On his return from a visit to Pakistan-administered Kashmir last week, the ICRC's president, Jakob Kellenberger, has said that the organization will remain committed to helping the victims of the earthquake disaster.

After a week-long visit to ICRC operations in Pakistan-administered Kashmir, Mr Kellenberger said he'd been struck by the scale of the destruction but said the ICRC was concentrating now on what could be done to save lives rather than logistical obstacles.

  ©ICRC/F. Clarke/pk-e-00178    
  Muzaffarabad. The ICRC's president, Jakob Kellenbeger, visiting the ICRC's field hospital.02.11.05 
    As he spoke at a press briefing at the ICRC's Geneva headquarters, the ICRC had already delivered more than 700 tonnes of material to the affected areas.
Mr Kellenberger said he'd been happy to be able to visit ICRC operations in remote villages and witness relief and distribution efforts.
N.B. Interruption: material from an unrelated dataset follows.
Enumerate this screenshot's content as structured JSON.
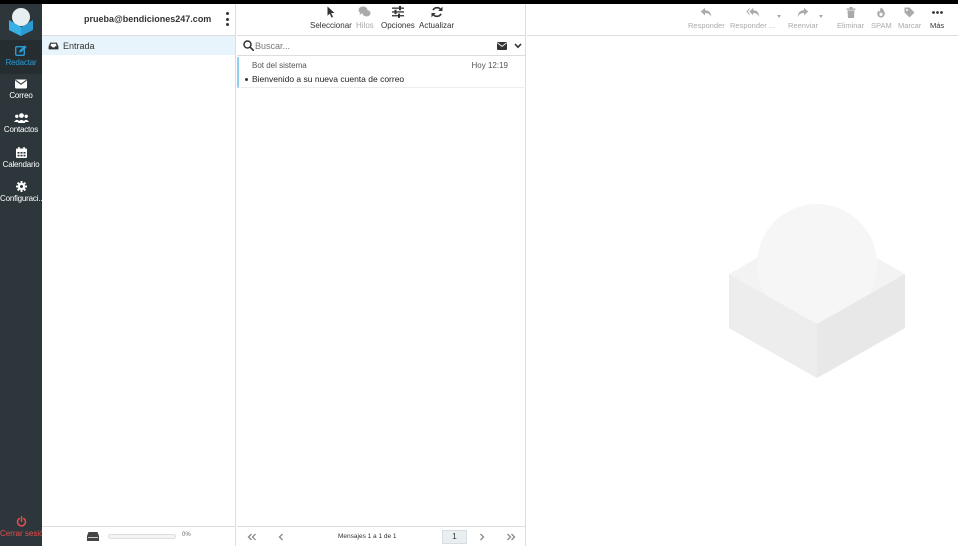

He paid tribute to the courage and resilience of local populations.
He also emphasized the organization's commitment to helping the victims of the catastrophe through the coming winter and beyond. This would include the eventual opening of an orthopaedic clinic in Muzaffarabad.
He said that Pakistan next year would be the ICRC's second biggest operation after Sudan. It is the biggest ever ICRC operation in the framework of a natural disaster.
" It is clear that if you have the necessary commitment and means you can achieve meaningful action, " said Mr Kellenberger.

 An integrated approach  
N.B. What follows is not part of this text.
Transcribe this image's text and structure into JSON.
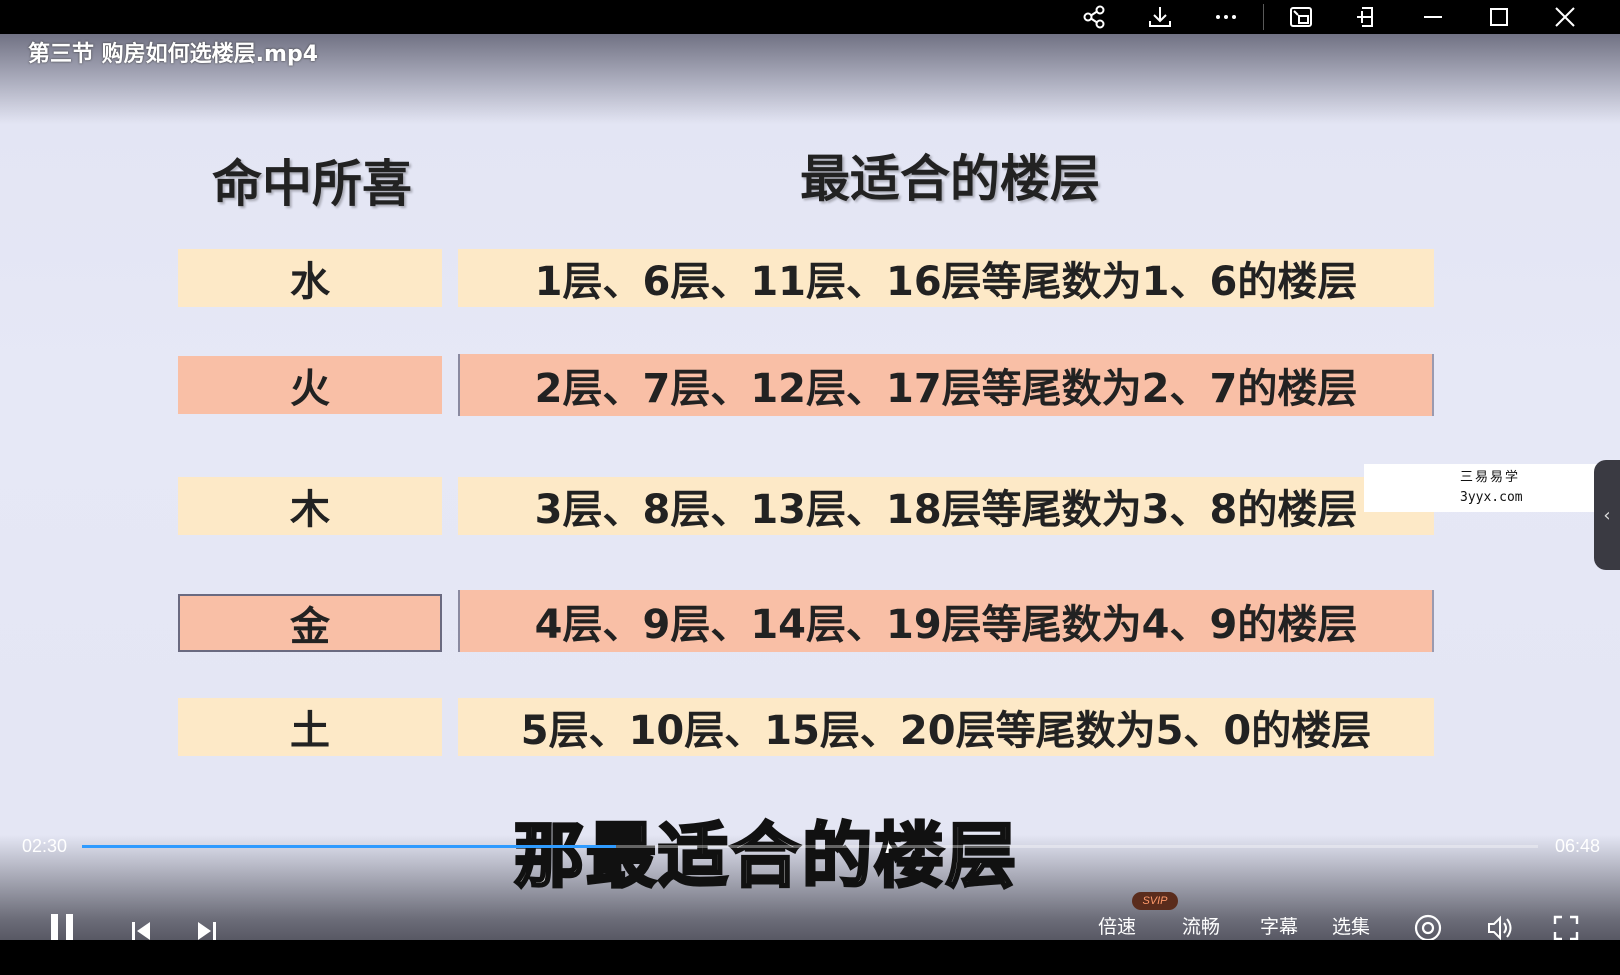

He said that the ICRC's integrated assistance approach had already helped more than 50,000 people. It is a comprehensive response that addresses all the needs of victims of a conflict or natural catastrophe.
In this context, it includes the deployment of a fleet of seven helicopters, shortly to be increased to ten, to transport relief materials such as shelter and food into remote villages and then using the empty aircraft to transport the severely injured to the 120-bed ICRC field hospital in Muzaffarabad.
" This ensures that every time a helicopter flies, it is useful, " said the president.
Mobile health units are treating the less seriously hurt on the ground.
Coordination with the Pakistan Red Crescent, the International Federation of Red Cross and Red Crescent Societ ies and participating national societies is also an important element of the operation, he said.
At the end of last week, the ICRC already increased the number of people it aims to support to 200,000 people in place of the 150,000 originally announced. It hopes that as many people as possible can be helped in their own villages, preventing the need for them to leave their homes. See bulletin 21 for the latest report on ICRC activities in the field.

 Helping amputees  
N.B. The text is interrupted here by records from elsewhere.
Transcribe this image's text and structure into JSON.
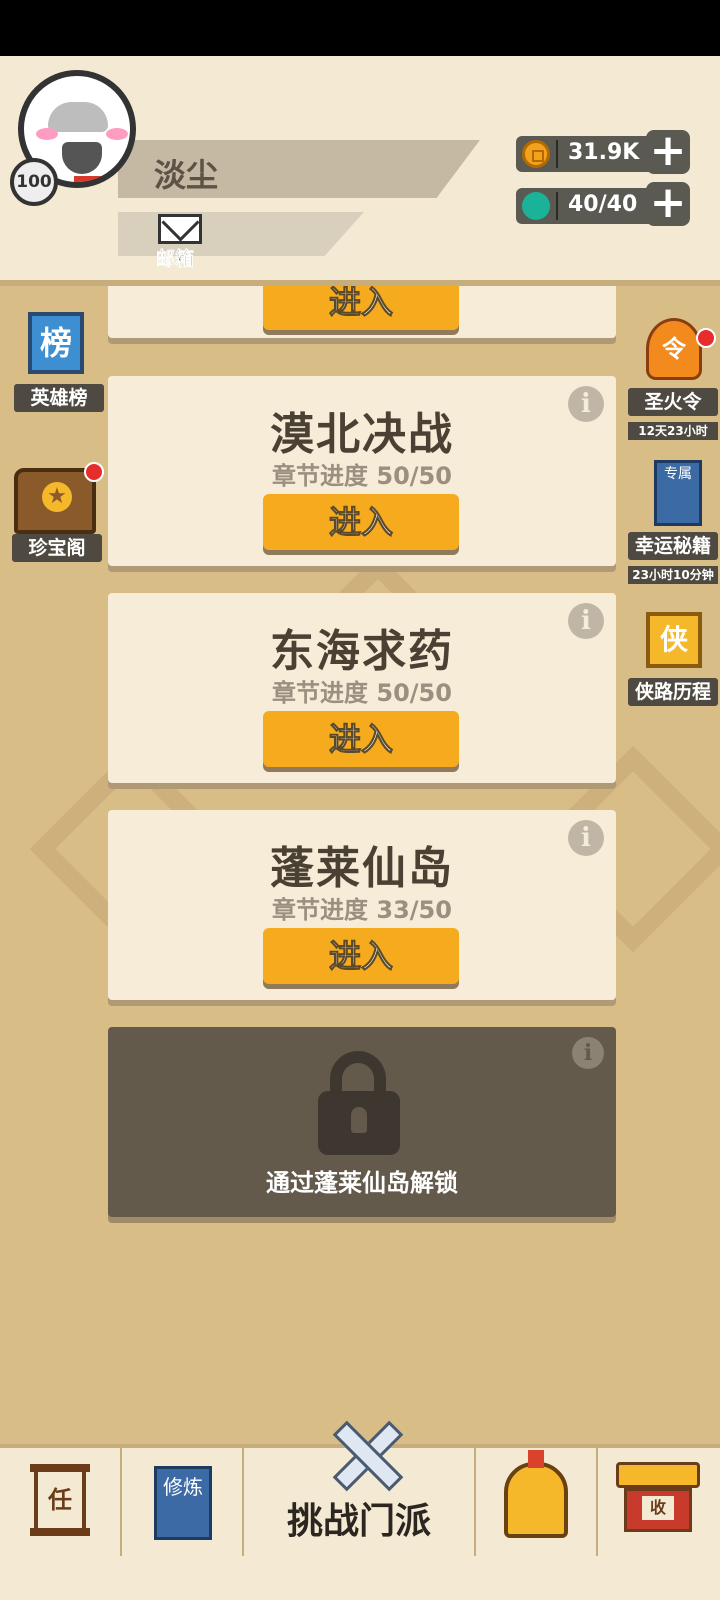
{
  "header": {
    "player_name": "淡尘",
    "level": "100",
    "mail_label": "邮箱",
    "coins": "31.9K",
    "energy": "40/40"
  },
  "chapters": [
    {
      "title": "",
      "enter_label": "进入"
    },
    {
      "title": "漠北决战",
      "progress": "章节进度 50/50",
      "enter_label": "进入"
    },
    {
      "title": "东海求药",
      "progress": "章节进度 50/50",
      "enter_label": "进入"
    },
    {
      "title": "蓬莱仙岛",
      "progress": "章节进度 33/50",
      "enter_label": "进入"
    }
  ],
  "locked": {
    "text": "通过蓬莱仙岛解锁"
  },
  "left_side": [
    {
      "label": "英雄榜",
      "icon_char": "榜"
    },
    {
      "label": "珍宝阁"
    }
  ],
  "right_side": [
    {
      "label": "圣火令",
      "sub": "12天23小时",
      "icon_char": "令"
    },
    {
      "label": "幸运秘籍",
      "sub": "23小时10分钟",
      "icon_char": "专属"
    },
    {
      "label": "侠路历程",
      "icon_char": "侠"
    }
  ],
  "bottom_nav": {
    "task_char": "任",
    "cultivate_chars": "修炼",
    "center_label": "挑战门派",
    "hall_char": "收"
  },
  "info_glyph": "i"
}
During the press conference, Mr Kellenberger also spoke of his meeting with Pakistan's president, General Pervez Musharraf.
He said that Mr Musharraf approved of ICRC operations until now and expressed his hope that the ICRC would be active not only in the emergency phase of the response but also in the phase of rehabilitation.
During their talks, the ICRC's president said Mr Musharraf was particularly concerned about the number of people who had lost limbs because of the earthquake. Mr Kellenberger said the organization planned to use its considerable experience in the field of orthopaedics by opening a specialized clinic that would complement its existing medical infrastructure in Muzaffarabad.


Questioned about the ICRC's role on the other side of the Line of Control, Mr Kellenberger said the ICRC was playing a considerable role by supporting the Indian Red Cross in its response to the disaster.